● Problem to solve:
From the entries below, extract every line that includes the word "JSON".

● Supplied records:
★ ★ ★ ★ ★
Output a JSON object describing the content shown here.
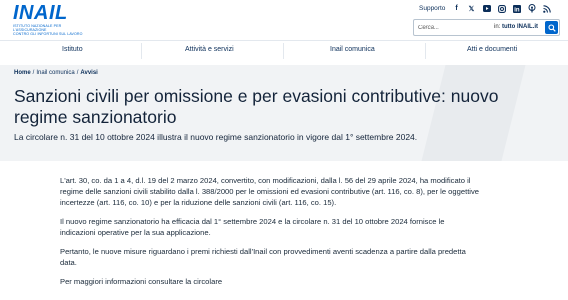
{
  "header": {
    "logo_word": "INAIL",
    "logo_sub_line1": "ISTITUTO NAZIONALE PER L'ASSICURAZIONE",
    "logo_sub_line2": "CONTRO GLI INFORTUNI SUL LAVORO",
    "supporto_label": "Supporto",
    "social_icons": [
      "facebook-icon",
      "x-icon",
      "youtube-icon",
      "instagram-icon",
      "linkedin-icon",
      "podcast-icon",
      "rss-icon"
    ],
    "search": {
      "placeholder": "Cerca...",
      "scope_prefix": "in:",
      "scope_value": "tutto INAIL.it"
    }
  },
  "nav": {
    "items": [
      "Istituto",
      "Attività e servizi",
      "Inail comunica",
      "Atti e documenti"
    ]
  },
  "breadcrumb": {
    "items": [
      "Home",
      "Inail comunica",
      "Avvisi"
    ],
    "separator": "/"
  },
  "page": {
    "title": "Sanzioni civili per omissione e per evasioni contributive: nuovo regime sanzionatorio",
    "subtitle": "La circolare n. 31 del 10 ottobre 2024 illustra il nuovo regime sanzionatorio in vigore dal 1° settembre 2024."
  },
  "content": {
    "paragraphs": [
      "L'art. 30, co. da 1 a 4, d.l. 19 del 2 marzo 2024, convertito, con modificazioni, dalla l. 56 del 29 aprile 2024, ha modificato il regime delle sanzioni civili stabilito dalla l. 388/2000 per le omissioni ed evasioni contributive (art. 116, co. 8), per le oggettive incertezze (art. 116, co. 10) e per la riduzione delle sanzioni civili (art. 116, co. 15).",
      "Il nuovo regime sanzionatorio ha efficacia dal 1° settembre 2024 e la circolare n. 31 del 10 ottobre 2024 fornisce le indicazioni operative per la sua applicazione.",
      "Pertanto, le nuove misure riguardano i premi richiesti dall'Inail con provvedimenti aventi scadenza a partire dalla predetta data.",
      "Per maggiori informazioni consultare la circolare"
    ]
  },
  "colors": {
    "brand_blue": "#0066cc",
    "dark_navy": "#0b2e59",
    "hero_bg": "#f1f3f5"
  }
}
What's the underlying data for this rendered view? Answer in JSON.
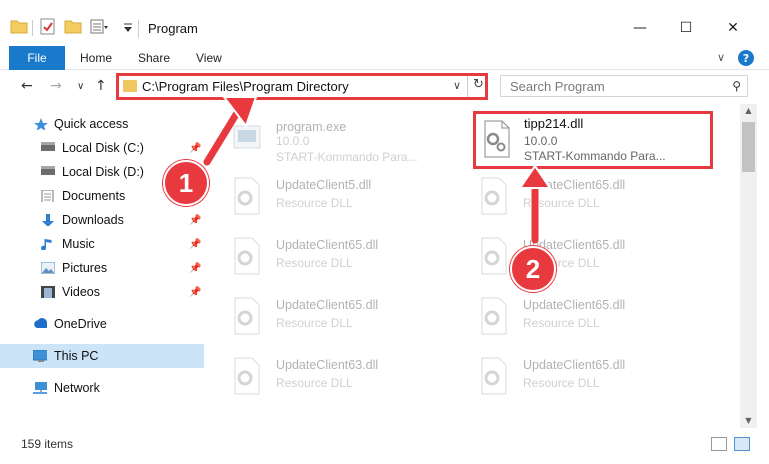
{
  "window": {
    "title": "Program",
    "minimize_glyph": "—",
    "maximize_glyph": "☐",
    "close_glyph": "✕"
  },
  "ribbon": {
    "tabs": [
      "File",
      "Home",
      "Share",
      "View"
    ],
    "expand_glyph": "∨",
    "help_glyph": "?"
  },
  "navigation": {
    "back_glyph": "←",
    "forward_glyph": "→",
    "recent_glyph": "∨",
    "up_glyph": "↑"
  },
  "address_bar": {
    "path": "C:\\Program Files\\Program Directory",
    "dropdown_glyph": "∨",
    "refresh_glyph": "↻"
  },
  "search": {
    "placeholder": "Search Program",
    "icon_glyph": "⚲"
  },
  "sidebar": {
    "items": [
      {
        "label": "Quick access",
        "icon": "star-icon",
        "pinned": false
      },
      {
        "label": "Local Disk (C:)",
        "icon": "drive-icon",
        "pinned": true
      },
      {
        "label": "Local Disk (D:)",
        "icon": "drive-icon",
        "pinned": false
      },
      {
        "label": "Documents",
        "icon": "documents-icon",
        "pinned": true
      },
      {
        "label": "Downloads",
        "icon": "download-icon",
        "pinned": true
      },
      {
        "label": "Music",
        "icon": "music-icon",
        "pinned": true
      },
      {
        "label": "Pictures",
        "icon": "pictures-icon",
        "pinned": true
      },
      {
        "label": "Videos",
        "icon": "videos-icon",
        "pinned": true
      },
      {
        "label": "OneDrive",
        "icon": "cloud-icon",
        "pinned": false
      },
      {
        "label": "This PC",
        "icon": "computer-icon",
        "pinned": false,
        "selected": true
      },
      {
        "label": "Network",
        "icon": "network-icon",
        "pinned": false
      }
    ],
    "pin_glyph": "📌"
  },
  "files": [
    {
      "name": "program.exe",
      "line2": "10.0.0",
      "line3": "START-Kommando Para...",
      "type": "exe"
    },
    {
      "name": "tipp214.dll",
      "line2": "10.0.0",
      "line3": "START-Kommando Para...",
      "type": "dll",
      "highlighted": true
    },
    {
      "name": "UpdateClient5.dll",
      "line2": "Resource DLL",
      "type": "dll"
    },
    {
      "name": "UpdateClient65.dll",
      "line2": "Resource DLL",
      "type": "dll"
    },
    {
      "name": "UpdateClient65.dll",
      "line2": "Resource DLL",
      "type": "dll"
    },
    {
      "name": "UpdateClient65.dll",
      "line2": "Resource DLL",
      "type": "dll"
    },
    {
      "name": "UpdateClient65.dll",
      "line2": "Resource DLL",
      "type": "dll"
    },
    {
      "name": "UpdateClient65.dll",
      "line2": "Resource DLL",
      "type": "dll"
    },
    {
      "name": "UpdateClient63.dll",
      "line2": "Resource DLL",
      "type": "dll"
    },
    {
      "name": "UpdateClient65.dll",
      "line2": "Resource DLL",
      "type": "dll"
    }
  ],
  "status_bar": {
    "item_count": "159 items"
  },
  "annotations": {
    "step1": "1",
    "step2": "2",
    "color": "#e8393f"
  },
  "colors": {
    "accent": "#1979ca",
    "highlight_red": "#e53a40",
    "selected_bg": "#cce4f7"
  }
}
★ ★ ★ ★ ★
● Reply:
Output a JSON object describing the content shown here.
What's the underlying data for this rendered view? Answer in JSON.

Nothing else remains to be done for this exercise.